### What you are asked to do
All of the data, word for word and free of pictures, is the expected result.

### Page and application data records
★ ★ ★ ★ ★

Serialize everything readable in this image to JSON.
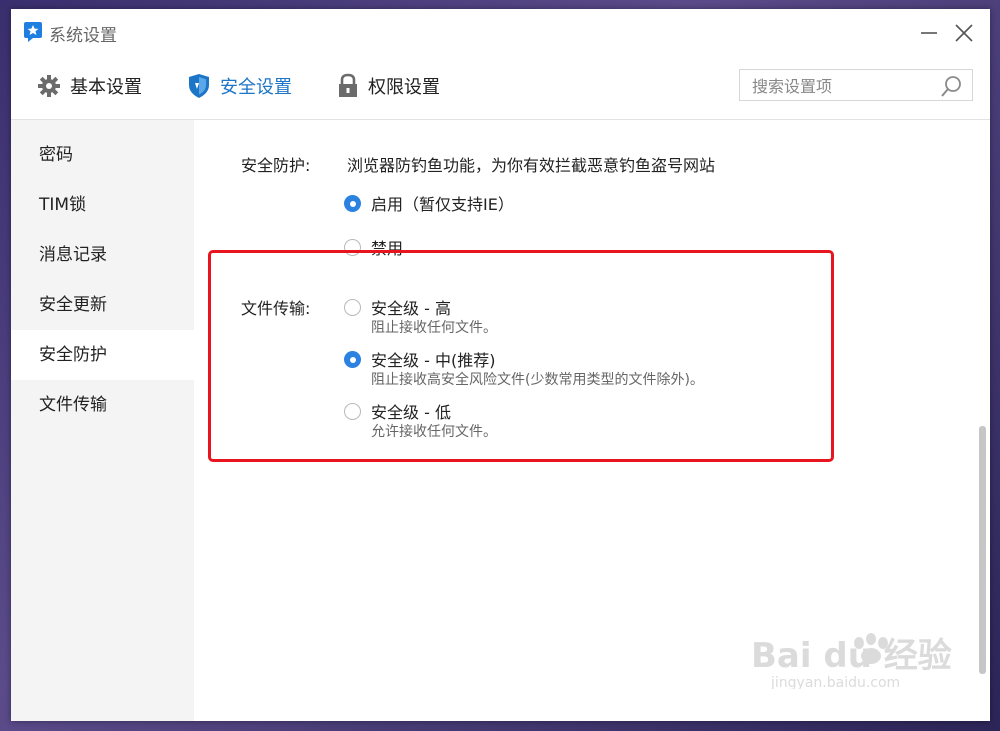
{
  "window": {
    "title": "系统设置"
  },
  "tabs": [
    {
      "label": "基本设置",
      "icon": "gear-icon"
    },
    {
      "label": "安全设置",
      "icon": "shield-icon",
      "active": true
    },
    {
      "label": "权限设置",
      "icon": "lock-icon"
    }
  ],
  "search": {
    "placeholder": "搜索设置项",
    "value": ""
  },
  "sidebar": {
    "items": [
      {
        "label": "密码"
      },
      {
        "label": "TIM锁"
      },
      {
        "label": "消息记录"
      },
      {
        "label": "安全更新"
      },
      {
        "label": "安全防护",
        "active": true
      },
      {
        "label": "文件传输"
      }
    ]
  },
  "security_protection": {
    "label": "安全防护:",
    "description": "浏览器防钓鱼功能，为你有效拦截恶意钓鱼盗号网站",
    "options": [
      {
        "label": "启用（暂仅支持IE）",
        "checked": true
      },
      {
        "label": "禁用",
        "checked": false
      }
    ]
  },
  "file_transfer": {
    "label": "文件传输:",
    "options": [
      {
        "label": "安全级 - 高",
        "sub": "阻止接收任何文件。",
        "checked": false
      },
      {
        "label": "安全级 - 中(推荐)",
        "sub": "阻止接收高安全风险文件(少数常用类型的文件除外)。",
        "checked": true
      },
      {
        "label": "安全级 - 低",
        "sub": "允许接收任何文件。",
        "checked": false
      }
    ]
  },
  "watermark": {
    "brand": "Bai du 经验",
    "url": "jingyan.baidu.com"
  },
  "colors": {
    "accent": "#2b82e0",
    "highlight_border": "#e8141e",
    "active_tab": "#1d75c7"
  }
}
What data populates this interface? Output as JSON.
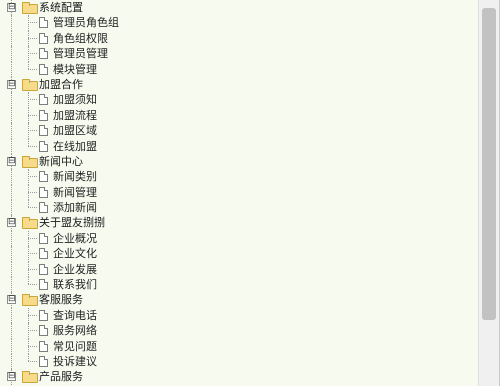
{
  "tree": {
    "groups": [
      {
        "label": "系统配置",
        "items": [
          "管理员角色组",
          "角色组权限",
          "管理员管理",
          "模块管理"
        ]
      },
      {
        "label": "加盟合作",
        "items": [
          "加盟须知",
          "加盟流程",
          "加盟区域",
          "在线加盟"
        ]
      },
      {
        "label": "新闻中心",
        "items": [
          "新闻类别",
          "新闻管理",
          "添加新闻"
        ]
      },
      {
        "label": "关于盟友捌捌",
        "items": [
          "企业概况",
          "企业文化",
          "企业发展",
          "联系我们"
        ]
      },
      {
        "label": "客服服务",
        "items": [
          "查询电话",
          "服务网络",
          "常见问题",
          "投诉建议"
        ]
      },
      {
        "label": "产品服务",
        "items": []
      }
    ],
    "toggle_symbol": "⊟"
  }
}
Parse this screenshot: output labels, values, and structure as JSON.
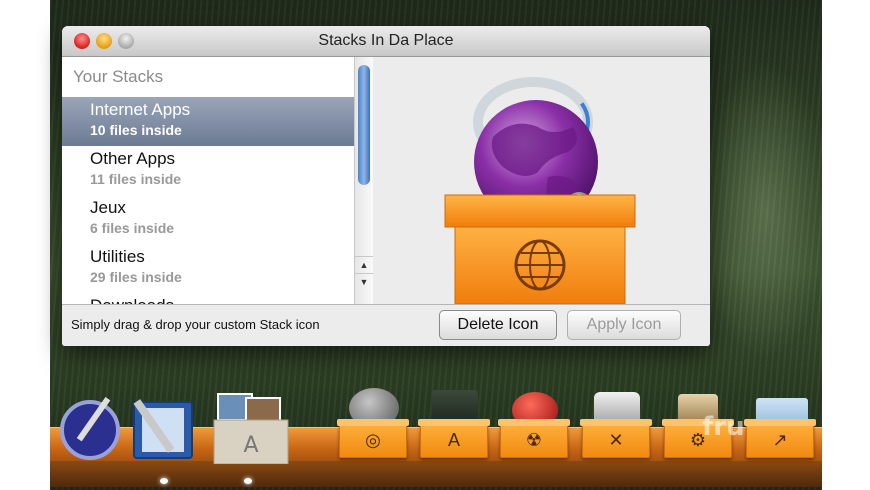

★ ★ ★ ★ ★

### Task solution
Serialize everything readable in this image to JSON.
{
  "window": {
    "title": "系统设置"
  },
  "tabs": [
    {
      "label": "基本设置",
      "icon": "gear-icon"
    },
    {
      "label": "安全设置",
      "icon": "shield-icon",
      "active": true
    },
    {
      "label": "权限设置",
      "icon": "lock-icon"
    }
  ],
  "search": {
    "placeholder": "搜索设置项",
    "value": ""
  },
  "sidebar": {
    "items": [
      {
        "label": "密码"
      },
      {
        "label": "TIM锁"
      },
      {
        "label": "消息记录"
      },
      {
        "label": "安全更新"
      },
      {
        "label": "安全防护",
        "active": true
      },
      {
        "label": "文件传输"
      }
    ]
  },
  "security_protection": {
    "label": "安全防护:",
    "description": "浏览器防钓鱼功能，为你有效拦截恶意钓鱼盗号网站",
    "options": [
      {
        "label": "启用（暂仅支持IE）",
        "checked": true
      },
      {
        "label": "禁用",
        "checked": false
      }
    ]
  },
  "file_transfer": {
    "label": "文件传输:",
    "options": [
      {
        "label": "安全级 - 高",
        "sub": "阻止接收任何文件。",
        "checked": false
      },
      {
        "label": "安全级 - 中(推荐)",
        "sub": "阻止接收高安全风险文件(少数常用类型的文件除外)。",
        "checked": true
      },
      {
        "label": "安全级 - 低",
        "sub": "允许接收任何文件。",
        "checked": false
      }
    ]
  },
  "watermark": {
    "brand": "Bai du 经验",
    "url": "jingyan.baidu.com"
  },
  "colors": {
    "accent": "#2b82e0",
    "highlight_border": "#e8141e",
    "active_tab": "#1d75c7"
  }
}
What data populates this interface? Output as JSON.
{
  "tree": {
    "groups": [
      {
        "label": "系统配置",
        "items": [
          "管理员角色组",
          "角色组权限",
          "管理员管理",
          "模块管理"
        ]
      },
      {
        "label": "加盟合作",
        "items": [
          "加盟须知",
          "加盟流程",
          "加盟区域",
          "在线加盟"
        ]
      },
      {
        "label": "新闻中心",
        "items": [
          "新闻类别",
          "新闻管理",
          "添加新闻"
        ]
      },
      {
        "label": "关于盟友捌捌",
        "items": [
          "企业概况",
          "企业文化",
          "企业发展",
          "联系我们"
        ]
      },
      {
        "label": "客服服务",
        "items": [
          "查询电话",
          "服务网络",
          "常见问题",
          "投诉建议"
        ]
      },
      {
        "label": "产品服务",
        "items": []
      }
    ],
    "toggle_symbol": "⊟"
  }
}
Parse this screenshot: output labels, values, and structure as JSON.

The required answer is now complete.